• [Directions]:
Among the entries below, count the lines with "scene" in them and state the total without comment.
BEGIN Supplied material
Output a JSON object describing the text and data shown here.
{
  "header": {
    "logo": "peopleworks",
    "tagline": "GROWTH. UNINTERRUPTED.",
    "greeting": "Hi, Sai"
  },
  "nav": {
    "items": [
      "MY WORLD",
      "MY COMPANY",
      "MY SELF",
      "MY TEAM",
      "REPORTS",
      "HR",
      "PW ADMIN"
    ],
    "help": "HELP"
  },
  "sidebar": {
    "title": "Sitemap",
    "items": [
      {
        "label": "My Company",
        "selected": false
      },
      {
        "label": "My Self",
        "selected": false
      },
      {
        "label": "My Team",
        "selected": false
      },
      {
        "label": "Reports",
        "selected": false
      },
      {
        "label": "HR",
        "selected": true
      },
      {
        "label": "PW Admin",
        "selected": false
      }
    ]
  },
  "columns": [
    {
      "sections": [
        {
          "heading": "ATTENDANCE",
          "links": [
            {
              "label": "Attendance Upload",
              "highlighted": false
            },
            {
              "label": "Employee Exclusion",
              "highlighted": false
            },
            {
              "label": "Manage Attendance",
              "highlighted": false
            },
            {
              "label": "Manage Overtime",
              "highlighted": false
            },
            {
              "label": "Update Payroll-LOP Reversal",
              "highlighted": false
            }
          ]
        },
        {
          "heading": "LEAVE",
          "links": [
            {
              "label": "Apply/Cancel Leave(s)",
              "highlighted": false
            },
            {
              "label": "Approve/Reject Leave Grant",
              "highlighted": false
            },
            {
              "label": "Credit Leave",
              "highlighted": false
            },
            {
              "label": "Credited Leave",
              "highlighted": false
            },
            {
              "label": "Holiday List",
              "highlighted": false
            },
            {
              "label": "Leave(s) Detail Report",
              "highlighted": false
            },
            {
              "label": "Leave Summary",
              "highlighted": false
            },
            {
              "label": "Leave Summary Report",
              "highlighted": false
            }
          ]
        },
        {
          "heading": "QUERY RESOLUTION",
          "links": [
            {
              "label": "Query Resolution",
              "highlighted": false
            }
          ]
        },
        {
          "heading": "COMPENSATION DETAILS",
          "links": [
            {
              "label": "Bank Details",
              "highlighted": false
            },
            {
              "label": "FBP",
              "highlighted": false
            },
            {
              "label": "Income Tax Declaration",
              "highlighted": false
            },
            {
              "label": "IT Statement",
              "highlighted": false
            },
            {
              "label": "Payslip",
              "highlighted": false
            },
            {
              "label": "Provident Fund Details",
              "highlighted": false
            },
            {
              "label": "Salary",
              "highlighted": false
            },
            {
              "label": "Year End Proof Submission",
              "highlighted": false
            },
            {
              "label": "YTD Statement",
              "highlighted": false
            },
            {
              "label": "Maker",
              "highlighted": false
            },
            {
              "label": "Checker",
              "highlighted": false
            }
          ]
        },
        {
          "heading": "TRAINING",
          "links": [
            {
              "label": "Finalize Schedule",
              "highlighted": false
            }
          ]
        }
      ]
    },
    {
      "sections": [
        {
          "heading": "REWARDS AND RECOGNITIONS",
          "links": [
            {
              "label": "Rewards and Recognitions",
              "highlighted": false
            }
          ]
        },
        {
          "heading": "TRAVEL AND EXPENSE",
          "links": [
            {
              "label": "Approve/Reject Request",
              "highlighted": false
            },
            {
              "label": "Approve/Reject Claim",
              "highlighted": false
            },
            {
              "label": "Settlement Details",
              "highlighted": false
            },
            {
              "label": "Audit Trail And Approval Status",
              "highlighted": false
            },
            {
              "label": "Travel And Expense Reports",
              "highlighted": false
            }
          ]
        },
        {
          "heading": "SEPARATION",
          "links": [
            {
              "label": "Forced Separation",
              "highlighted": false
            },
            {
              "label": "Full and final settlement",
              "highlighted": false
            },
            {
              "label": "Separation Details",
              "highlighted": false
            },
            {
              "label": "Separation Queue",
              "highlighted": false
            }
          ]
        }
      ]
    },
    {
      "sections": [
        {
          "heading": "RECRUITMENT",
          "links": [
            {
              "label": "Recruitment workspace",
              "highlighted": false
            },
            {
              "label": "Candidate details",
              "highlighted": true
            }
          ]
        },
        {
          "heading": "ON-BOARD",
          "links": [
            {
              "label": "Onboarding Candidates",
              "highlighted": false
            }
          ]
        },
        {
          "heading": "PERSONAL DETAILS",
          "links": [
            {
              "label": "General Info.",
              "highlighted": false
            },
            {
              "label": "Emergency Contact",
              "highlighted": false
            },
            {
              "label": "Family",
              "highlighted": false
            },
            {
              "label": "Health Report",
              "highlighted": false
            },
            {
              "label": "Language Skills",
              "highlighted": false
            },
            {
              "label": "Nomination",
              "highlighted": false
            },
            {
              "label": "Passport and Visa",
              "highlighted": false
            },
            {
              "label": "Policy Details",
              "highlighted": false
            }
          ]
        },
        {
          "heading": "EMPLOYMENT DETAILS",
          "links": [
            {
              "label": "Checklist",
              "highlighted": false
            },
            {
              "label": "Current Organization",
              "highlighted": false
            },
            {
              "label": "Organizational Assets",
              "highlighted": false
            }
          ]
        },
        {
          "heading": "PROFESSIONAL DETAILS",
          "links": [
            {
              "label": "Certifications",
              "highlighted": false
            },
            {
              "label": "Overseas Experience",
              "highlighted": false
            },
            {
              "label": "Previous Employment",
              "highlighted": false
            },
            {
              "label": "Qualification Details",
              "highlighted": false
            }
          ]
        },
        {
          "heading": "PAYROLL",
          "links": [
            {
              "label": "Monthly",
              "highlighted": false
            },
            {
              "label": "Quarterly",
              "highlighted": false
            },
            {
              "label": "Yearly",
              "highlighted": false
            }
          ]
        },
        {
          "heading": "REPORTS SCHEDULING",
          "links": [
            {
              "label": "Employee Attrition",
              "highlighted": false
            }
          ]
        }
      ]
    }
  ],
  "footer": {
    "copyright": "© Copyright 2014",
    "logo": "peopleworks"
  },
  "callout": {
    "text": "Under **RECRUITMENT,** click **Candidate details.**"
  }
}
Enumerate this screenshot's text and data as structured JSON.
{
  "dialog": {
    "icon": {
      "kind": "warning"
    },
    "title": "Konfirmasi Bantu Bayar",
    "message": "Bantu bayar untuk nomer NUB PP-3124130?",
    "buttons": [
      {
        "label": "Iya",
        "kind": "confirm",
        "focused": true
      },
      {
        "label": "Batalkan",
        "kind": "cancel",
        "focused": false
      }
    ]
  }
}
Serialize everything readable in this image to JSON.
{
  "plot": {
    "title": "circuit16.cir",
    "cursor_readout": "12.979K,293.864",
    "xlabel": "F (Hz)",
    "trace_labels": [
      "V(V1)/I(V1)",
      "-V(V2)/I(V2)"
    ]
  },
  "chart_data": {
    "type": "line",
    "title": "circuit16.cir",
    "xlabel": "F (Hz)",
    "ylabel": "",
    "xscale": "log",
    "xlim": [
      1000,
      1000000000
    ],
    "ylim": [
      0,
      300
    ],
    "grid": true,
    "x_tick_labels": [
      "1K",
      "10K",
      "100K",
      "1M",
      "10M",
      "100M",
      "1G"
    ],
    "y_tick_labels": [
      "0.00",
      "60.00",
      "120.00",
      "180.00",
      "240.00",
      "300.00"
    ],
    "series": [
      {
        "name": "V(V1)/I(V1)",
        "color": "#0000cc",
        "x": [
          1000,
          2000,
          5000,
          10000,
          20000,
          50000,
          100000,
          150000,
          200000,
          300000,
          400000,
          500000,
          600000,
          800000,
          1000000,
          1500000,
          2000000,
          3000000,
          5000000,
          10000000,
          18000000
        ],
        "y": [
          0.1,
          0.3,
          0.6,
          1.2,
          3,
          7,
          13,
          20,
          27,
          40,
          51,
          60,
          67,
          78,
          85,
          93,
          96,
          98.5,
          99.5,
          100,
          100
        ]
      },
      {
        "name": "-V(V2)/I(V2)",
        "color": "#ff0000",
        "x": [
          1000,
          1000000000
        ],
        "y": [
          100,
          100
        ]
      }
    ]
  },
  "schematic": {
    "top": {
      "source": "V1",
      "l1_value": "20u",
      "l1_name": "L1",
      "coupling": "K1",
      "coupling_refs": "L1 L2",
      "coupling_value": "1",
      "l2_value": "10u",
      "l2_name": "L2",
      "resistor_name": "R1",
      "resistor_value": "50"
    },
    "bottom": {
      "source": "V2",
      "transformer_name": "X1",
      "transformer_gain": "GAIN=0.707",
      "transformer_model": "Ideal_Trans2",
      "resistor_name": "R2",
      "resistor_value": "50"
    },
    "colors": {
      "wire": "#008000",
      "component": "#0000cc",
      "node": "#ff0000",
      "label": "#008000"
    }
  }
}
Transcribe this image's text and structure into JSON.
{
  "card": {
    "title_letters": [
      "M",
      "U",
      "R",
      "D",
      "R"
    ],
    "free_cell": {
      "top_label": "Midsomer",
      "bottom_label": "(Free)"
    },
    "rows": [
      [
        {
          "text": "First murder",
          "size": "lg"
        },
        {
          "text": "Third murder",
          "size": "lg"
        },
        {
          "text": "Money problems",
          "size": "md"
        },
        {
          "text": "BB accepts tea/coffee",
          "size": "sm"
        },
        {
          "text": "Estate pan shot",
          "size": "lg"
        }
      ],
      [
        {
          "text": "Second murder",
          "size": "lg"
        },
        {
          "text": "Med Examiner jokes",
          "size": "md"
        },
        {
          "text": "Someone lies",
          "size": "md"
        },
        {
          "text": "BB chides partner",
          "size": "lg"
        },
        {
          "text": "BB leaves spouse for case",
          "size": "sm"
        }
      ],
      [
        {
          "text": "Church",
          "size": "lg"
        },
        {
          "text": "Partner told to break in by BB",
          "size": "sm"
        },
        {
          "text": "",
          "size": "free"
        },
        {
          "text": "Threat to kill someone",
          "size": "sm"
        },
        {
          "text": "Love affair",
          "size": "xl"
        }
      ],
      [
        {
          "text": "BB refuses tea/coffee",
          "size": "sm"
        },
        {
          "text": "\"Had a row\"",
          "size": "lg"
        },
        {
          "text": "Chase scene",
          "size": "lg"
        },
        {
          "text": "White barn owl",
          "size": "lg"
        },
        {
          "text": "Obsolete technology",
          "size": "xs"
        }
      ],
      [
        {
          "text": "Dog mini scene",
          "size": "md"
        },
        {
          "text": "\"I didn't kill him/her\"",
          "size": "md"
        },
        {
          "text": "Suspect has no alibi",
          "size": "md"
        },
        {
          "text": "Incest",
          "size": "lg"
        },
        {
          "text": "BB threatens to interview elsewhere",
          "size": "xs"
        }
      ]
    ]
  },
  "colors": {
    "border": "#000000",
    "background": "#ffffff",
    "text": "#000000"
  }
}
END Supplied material
• [Exercise answer]:
2